I was a small child when I first heard that disturbing, superstitious phrase, and I remember hearing it in two different contexts, although I don’t remember which preceded the other.  One of the times originated with my Uncle Bruce when he said it during a massive thunderstorm.  I was about five or six.  We were at a hotel - a lot of my family that is - for a cousin’s wedding in which I was the ringbearer.  The night before there was a tremendous storm that scared me out of my wits, and Uncle Bruce, in his usual comic tone, said, “The Devil must be beating his wife.”  It was a highly bothersome image, to say the least, and it made the thunderstorm all the more frightening.

Looking back, the phrase also had a certain irony given the wider context of the pending wedding.  At the very least, it was extremely ill-timed humor, and perhaps a little prescient as the marriage didn’t last although spousal abuse, to my knowledge, wasn’t involved in its dissolution.  Either way, I digress as usual.

The other occasion I attribute to my sister, Beth.  I have a vague memory of her using the phrase as we sat under a holly tree in our front yard and explaining that it pertains to sunshowers - the phenomena in which rain falls while the sun is still shining in the sky.  I was around the same age (or that’s how it feels at least) that I was during the other instance when a sunshower started on a perfectly warm, sunny day.  Despite the warmth of the day, my sister’s usage of the phrase and subsequent explanation gave me chills.  So, once again, a purely natural (and completely explicable) occurrence was rendered mysterious and foreboding through the juxtaposition of an image created by mere words.

From a purely visceral standpoint, Uncle Bruce’s usage makes more sense as raging thunder would seem to be the perfect accompaniment to the Devil’s violent outbursts.  But, my sister’s context for using it has far more emotional resonance.  The incongruity of a rainfall against the backdrop of sunshine fits the unsettling disruption of right and wrong caused by a husband (even if he is the Devil) doing physical harm to his wife.

Still pondering the phrase (and having nothing much better to do at work), I did some research online and found that my sister used the more common application of the phrase, and I can believe it.  There is something slightly unnerving about a sunshower because it creates a conflict amongst your senses, namely between what you see (a bright, sunny day) and what you feel (cold, wet raindrops).  It disrupts the feeling of self-assured balance derived from a predictable world of causality and rational outcomes.

And, this feeling isn’t localized to the American South, where the phrase is said to have originated.  Other cultures from around the world have similarly labelled this odd occurrence with superstitious descriptions, most of which, interestingly enough, involve marriages that go against the natural (or normalized) order of things.  That tells me there is something universal in the unsettling nature of a sunshower and its pairing of things we feel shouldn’t be together.

Right now, I’m not sure what point I’m trying to make with all this other than it was on my mind and felt like writing about it.  I don’t want to bore you with the various sayings other cultures have come up with, not when you can look them up as easily as I could should you so desire.

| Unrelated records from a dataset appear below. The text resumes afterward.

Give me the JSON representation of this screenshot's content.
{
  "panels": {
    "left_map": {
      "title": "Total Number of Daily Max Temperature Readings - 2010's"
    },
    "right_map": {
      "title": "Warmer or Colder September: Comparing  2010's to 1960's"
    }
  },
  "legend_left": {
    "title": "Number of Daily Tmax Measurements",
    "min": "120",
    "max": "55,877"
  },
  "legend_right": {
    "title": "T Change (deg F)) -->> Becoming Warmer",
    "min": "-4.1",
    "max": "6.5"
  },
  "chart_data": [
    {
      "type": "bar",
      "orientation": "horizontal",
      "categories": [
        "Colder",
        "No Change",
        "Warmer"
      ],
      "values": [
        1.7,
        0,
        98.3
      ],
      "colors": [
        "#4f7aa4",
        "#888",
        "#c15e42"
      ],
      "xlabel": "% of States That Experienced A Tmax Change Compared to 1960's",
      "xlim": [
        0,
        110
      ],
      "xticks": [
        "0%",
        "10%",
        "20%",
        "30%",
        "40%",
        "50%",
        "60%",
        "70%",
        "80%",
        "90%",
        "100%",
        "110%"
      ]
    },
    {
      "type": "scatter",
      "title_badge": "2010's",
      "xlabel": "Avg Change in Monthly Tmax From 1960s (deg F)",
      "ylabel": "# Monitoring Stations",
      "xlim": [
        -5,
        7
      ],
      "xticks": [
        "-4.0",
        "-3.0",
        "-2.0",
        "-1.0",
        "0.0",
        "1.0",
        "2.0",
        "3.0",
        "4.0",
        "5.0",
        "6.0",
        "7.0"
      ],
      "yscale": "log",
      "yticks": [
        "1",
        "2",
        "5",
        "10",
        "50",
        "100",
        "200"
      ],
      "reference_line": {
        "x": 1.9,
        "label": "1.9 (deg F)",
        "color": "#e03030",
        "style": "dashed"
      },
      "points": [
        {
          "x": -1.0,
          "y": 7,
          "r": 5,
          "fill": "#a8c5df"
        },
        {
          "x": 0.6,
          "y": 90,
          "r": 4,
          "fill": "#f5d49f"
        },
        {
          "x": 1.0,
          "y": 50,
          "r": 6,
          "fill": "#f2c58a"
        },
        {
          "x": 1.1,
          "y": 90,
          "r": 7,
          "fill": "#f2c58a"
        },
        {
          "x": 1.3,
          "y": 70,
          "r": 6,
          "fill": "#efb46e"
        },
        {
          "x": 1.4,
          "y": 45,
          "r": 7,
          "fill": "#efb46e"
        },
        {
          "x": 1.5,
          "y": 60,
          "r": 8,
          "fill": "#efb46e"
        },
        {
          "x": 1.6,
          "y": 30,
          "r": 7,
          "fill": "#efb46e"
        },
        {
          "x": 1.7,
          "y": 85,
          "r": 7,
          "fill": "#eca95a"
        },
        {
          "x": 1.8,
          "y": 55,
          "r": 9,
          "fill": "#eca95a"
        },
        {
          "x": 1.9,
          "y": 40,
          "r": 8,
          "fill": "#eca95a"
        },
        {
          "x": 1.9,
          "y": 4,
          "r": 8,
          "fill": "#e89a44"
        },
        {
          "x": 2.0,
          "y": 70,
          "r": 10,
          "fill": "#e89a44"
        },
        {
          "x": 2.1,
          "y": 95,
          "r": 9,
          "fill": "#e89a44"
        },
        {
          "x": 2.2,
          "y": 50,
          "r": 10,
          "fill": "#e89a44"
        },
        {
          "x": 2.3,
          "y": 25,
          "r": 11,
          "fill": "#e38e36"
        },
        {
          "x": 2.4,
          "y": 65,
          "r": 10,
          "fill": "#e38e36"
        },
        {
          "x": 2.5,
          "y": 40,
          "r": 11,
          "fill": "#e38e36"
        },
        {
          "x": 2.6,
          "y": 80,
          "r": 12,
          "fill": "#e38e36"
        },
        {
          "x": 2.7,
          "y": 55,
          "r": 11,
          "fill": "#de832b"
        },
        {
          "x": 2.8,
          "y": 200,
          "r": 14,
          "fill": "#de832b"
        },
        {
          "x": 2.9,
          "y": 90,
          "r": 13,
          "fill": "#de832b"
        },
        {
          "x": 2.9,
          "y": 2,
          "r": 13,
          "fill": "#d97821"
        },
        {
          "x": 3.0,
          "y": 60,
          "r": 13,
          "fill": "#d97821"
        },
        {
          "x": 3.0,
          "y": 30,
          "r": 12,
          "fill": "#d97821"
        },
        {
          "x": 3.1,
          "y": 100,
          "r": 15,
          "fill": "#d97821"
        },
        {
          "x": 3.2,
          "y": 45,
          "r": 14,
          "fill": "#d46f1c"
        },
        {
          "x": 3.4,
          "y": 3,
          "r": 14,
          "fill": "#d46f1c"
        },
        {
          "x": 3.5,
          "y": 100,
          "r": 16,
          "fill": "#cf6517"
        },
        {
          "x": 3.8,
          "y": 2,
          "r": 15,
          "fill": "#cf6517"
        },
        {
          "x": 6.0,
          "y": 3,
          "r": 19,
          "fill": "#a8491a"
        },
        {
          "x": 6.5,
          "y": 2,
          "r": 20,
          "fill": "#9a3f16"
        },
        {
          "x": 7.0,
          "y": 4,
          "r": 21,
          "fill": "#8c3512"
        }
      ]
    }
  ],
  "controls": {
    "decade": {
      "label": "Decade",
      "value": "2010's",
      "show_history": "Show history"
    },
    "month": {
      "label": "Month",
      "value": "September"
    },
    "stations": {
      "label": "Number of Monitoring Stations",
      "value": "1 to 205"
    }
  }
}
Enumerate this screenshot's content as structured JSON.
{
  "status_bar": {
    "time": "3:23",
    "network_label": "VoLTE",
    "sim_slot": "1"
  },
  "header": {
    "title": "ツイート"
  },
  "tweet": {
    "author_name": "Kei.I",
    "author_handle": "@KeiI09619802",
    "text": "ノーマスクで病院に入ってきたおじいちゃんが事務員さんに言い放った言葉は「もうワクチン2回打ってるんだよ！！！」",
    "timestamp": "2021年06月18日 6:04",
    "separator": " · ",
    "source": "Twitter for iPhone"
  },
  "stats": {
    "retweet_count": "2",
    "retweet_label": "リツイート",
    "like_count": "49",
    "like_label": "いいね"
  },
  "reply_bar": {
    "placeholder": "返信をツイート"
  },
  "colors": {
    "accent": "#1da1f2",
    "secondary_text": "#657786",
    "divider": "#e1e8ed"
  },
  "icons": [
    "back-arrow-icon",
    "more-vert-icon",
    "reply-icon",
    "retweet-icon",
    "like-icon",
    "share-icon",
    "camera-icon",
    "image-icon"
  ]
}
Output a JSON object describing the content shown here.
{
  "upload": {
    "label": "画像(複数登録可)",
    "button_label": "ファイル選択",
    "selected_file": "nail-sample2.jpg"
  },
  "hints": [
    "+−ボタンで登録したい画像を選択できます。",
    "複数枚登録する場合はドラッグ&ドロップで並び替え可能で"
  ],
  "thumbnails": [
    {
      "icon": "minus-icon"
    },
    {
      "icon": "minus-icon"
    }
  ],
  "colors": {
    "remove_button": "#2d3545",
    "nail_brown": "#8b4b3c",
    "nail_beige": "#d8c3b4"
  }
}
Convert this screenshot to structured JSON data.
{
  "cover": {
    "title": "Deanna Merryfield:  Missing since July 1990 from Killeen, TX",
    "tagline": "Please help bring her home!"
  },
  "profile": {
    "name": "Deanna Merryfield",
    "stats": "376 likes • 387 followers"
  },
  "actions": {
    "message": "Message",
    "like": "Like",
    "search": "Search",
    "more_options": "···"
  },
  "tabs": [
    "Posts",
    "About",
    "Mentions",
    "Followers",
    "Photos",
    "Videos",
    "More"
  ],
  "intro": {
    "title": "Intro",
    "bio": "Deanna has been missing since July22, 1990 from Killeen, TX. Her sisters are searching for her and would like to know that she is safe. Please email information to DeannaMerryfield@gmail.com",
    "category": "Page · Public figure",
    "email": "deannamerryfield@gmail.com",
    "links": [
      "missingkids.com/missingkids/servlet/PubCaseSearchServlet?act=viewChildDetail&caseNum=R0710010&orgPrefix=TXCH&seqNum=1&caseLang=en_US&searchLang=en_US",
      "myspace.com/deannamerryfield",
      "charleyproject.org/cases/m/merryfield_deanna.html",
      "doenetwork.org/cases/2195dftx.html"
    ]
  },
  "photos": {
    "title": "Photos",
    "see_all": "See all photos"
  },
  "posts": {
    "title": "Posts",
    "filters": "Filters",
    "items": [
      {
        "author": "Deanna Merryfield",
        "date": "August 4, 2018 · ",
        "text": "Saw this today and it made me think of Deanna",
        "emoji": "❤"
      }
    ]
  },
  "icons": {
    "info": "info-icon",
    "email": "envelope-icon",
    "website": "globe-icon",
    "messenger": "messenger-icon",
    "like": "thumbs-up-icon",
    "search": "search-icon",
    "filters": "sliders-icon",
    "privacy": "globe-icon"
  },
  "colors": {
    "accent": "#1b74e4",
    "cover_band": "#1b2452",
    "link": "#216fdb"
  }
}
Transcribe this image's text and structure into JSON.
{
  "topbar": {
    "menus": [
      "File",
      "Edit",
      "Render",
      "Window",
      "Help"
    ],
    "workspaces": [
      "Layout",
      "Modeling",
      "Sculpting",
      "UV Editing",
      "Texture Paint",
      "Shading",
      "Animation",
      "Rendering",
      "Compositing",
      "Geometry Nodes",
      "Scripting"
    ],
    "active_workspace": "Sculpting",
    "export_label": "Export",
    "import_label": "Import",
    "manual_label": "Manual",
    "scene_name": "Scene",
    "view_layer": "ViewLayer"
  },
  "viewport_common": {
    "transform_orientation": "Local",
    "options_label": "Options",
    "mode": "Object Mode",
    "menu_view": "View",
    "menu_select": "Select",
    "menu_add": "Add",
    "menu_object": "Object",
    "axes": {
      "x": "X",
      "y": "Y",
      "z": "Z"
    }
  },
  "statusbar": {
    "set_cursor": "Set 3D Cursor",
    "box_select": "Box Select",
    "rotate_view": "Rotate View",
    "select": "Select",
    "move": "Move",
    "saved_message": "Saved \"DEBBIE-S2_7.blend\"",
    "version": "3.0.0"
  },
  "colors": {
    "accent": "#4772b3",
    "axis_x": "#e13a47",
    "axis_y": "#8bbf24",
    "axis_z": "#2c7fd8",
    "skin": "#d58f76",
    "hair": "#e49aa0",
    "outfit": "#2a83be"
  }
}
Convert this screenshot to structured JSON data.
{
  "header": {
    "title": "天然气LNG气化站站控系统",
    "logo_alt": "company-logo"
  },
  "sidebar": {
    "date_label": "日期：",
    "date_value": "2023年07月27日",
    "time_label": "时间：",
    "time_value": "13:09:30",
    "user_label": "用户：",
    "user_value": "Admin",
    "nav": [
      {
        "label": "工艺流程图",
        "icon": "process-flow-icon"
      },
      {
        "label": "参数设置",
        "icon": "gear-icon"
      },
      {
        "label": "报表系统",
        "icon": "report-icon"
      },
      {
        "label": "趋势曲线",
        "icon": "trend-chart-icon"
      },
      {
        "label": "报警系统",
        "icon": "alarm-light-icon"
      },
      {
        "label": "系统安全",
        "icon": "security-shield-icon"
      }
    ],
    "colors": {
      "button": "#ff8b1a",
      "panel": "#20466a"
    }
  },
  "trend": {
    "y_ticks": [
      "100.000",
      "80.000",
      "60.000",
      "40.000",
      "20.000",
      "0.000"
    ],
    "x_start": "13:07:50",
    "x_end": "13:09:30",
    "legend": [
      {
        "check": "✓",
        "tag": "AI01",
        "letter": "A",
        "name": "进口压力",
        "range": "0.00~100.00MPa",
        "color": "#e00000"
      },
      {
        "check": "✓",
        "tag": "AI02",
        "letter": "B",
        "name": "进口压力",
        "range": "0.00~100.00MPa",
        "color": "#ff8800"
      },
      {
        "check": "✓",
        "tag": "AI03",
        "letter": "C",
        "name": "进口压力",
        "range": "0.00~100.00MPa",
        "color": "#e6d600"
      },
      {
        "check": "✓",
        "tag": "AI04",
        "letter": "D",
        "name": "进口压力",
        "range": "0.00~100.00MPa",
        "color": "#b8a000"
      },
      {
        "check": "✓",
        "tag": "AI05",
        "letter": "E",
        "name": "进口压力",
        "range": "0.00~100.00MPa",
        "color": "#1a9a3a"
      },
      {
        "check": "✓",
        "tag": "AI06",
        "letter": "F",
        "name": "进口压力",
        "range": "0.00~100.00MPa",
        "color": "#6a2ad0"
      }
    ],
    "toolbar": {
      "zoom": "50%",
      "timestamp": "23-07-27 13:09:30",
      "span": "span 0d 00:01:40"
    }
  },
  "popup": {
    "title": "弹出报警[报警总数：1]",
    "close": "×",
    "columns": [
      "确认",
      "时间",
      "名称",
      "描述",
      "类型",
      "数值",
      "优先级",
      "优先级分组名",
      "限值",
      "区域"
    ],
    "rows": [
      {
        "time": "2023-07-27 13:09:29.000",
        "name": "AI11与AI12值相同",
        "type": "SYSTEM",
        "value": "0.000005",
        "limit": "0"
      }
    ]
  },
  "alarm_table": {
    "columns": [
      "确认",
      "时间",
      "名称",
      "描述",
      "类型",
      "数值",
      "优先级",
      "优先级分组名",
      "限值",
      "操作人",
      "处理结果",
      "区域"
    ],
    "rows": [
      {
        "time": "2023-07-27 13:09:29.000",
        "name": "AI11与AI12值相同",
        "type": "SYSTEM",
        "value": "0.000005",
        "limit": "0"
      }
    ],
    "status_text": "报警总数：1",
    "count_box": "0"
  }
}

But, I do know I am endlessly fascinated with the ways we find to describe the world around us through language and our capacity to create meaning and reality from that same language.

A Note For the Cast & Crew of Driving Miss Daisy

So, the run of Driving Miss Daisy at Possum Point Players has been finished for almost two weeks now.  My sense is that it was a success ...